Fortunately, there is a way to deal with this influx safely and humanely. Over the past three decades, jurisdictions across the U.S. have ensured that only those who present a genuine threat to public safety fill prison beds, while those who can thrive with supervision and services in the community get the help they need. California officials can begin emulating three steps, starting immediately:
-- Statistical analysis has made it possible to accurately predict who is likely to commit new crimes and who isn’t. California officials, especially at the county level, should put in place risk assessment instruments based on this data to decide who needs to be held and who can be supervised safely in the community. Research has shown that overpunishing offenders who present little risk will in many cases turn them into real threats to public safety. Scarce taxpayer dollars need to be used explicitly for strategies and programs that we know will reduce crime, and not increase it.
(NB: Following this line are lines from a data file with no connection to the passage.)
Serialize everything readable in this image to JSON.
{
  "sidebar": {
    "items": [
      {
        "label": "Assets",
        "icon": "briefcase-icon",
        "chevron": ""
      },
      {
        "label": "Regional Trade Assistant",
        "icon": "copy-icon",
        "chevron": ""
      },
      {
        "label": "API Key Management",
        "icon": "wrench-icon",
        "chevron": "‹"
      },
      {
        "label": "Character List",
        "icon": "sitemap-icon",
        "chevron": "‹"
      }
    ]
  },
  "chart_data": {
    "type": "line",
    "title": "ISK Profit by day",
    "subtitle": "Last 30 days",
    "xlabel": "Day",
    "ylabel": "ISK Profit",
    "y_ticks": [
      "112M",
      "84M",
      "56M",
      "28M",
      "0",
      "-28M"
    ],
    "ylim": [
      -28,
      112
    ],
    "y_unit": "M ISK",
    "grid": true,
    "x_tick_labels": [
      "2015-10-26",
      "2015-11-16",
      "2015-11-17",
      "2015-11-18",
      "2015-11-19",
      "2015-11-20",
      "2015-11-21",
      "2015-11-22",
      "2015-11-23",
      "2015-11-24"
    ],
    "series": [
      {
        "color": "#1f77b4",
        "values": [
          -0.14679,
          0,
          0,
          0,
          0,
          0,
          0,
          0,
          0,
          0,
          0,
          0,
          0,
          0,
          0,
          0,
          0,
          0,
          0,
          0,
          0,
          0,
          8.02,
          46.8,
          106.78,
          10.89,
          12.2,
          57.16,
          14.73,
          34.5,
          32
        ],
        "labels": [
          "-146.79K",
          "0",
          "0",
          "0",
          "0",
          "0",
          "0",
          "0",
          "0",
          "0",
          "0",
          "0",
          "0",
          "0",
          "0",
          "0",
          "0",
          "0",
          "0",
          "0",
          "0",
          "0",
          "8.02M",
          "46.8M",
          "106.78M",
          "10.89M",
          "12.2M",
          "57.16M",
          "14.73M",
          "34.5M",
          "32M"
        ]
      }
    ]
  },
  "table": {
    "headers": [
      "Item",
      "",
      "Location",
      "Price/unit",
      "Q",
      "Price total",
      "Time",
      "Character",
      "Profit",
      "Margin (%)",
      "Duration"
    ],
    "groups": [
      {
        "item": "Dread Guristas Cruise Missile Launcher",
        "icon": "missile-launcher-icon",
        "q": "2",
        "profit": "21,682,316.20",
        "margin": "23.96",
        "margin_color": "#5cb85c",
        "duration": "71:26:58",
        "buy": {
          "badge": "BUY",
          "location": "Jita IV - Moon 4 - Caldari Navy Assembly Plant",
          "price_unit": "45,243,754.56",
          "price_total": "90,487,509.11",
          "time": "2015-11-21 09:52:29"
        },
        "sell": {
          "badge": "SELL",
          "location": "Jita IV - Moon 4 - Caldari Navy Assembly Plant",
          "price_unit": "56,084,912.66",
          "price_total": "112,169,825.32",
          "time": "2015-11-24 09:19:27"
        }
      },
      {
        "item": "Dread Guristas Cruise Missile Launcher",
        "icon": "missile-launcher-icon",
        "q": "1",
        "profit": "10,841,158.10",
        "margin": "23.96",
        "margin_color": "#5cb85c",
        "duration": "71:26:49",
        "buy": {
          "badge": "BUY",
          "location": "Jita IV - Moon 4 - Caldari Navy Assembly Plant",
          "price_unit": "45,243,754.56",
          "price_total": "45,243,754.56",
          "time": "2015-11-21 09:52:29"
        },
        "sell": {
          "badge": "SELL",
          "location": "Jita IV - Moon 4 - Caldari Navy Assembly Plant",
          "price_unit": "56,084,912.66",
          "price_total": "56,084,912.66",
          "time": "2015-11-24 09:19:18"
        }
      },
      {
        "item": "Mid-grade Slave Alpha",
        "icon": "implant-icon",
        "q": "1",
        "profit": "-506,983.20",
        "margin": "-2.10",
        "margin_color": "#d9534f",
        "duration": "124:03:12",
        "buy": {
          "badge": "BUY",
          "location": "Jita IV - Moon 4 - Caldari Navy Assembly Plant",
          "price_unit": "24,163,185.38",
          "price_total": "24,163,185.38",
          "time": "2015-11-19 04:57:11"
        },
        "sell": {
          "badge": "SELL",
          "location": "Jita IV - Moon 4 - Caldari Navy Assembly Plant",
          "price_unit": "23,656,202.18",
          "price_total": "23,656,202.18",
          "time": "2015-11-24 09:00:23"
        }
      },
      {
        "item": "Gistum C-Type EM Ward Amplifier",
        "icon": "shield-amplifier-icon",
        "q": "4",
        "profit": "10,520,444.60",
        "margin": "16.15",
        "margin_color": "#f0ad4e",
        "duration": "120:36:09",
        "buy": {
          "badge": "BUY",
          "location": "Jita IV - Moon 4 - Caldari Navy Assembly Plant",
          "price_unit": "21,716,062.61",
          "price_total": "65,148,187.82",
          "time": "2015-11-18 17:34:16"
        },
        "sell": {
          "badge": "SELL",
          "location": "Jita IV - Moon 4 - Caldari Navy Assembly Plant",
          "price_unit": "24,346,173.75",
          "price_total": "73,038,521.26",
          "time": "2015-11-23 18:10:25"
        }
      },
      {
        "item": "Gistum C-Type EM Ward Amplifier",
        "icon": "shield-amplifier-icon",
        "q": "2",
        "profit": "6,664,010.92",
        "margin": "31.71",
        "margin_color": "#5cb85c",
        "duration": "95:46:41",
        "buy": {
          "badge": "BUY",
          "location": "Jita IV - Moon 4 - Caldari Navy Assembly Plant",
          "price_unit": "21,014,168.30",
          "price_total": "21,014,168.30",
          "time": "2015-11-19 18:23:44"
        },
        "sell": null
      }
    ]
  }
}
-- Invest in a network of community-based services that can serve those released under supervision, including formerly incarcerated people. Workforce development programs or drug treatment can go a long way toward ensuring that people can remain safely in the community. For instance, in a multiyear evaluation of the Center for Employment Opportunities, a transitional jobs program for former prisoners based in New York City, the nonpartisan education and social policy research organization MDRC found significant drops in recidivism, with the strongest reductions for former prisoners who are at the highest risk.
-- Strapped local officials should resist the understandable temptation to use the money that accompanies redirected inmates and parolees for other needed programs, including general services that are being cut. Although public safety need not be as expensive as we currently make it, it can’t be done on the cheap. Besides, the Justice Reinvestment Initiative of the Department of Justice is designed to show that a shift in spending from incarceration to policies like those listed above actually makes communities safer.
As we argued elsewhere, one of the dangers of cost-oriented discourse is its fallacies in encouraging long-term health of the correctional system and its proclivity toward panicky, immediate solutions. The key to leveraging the cost argument to achieve correctional health is to think smarter, not faster.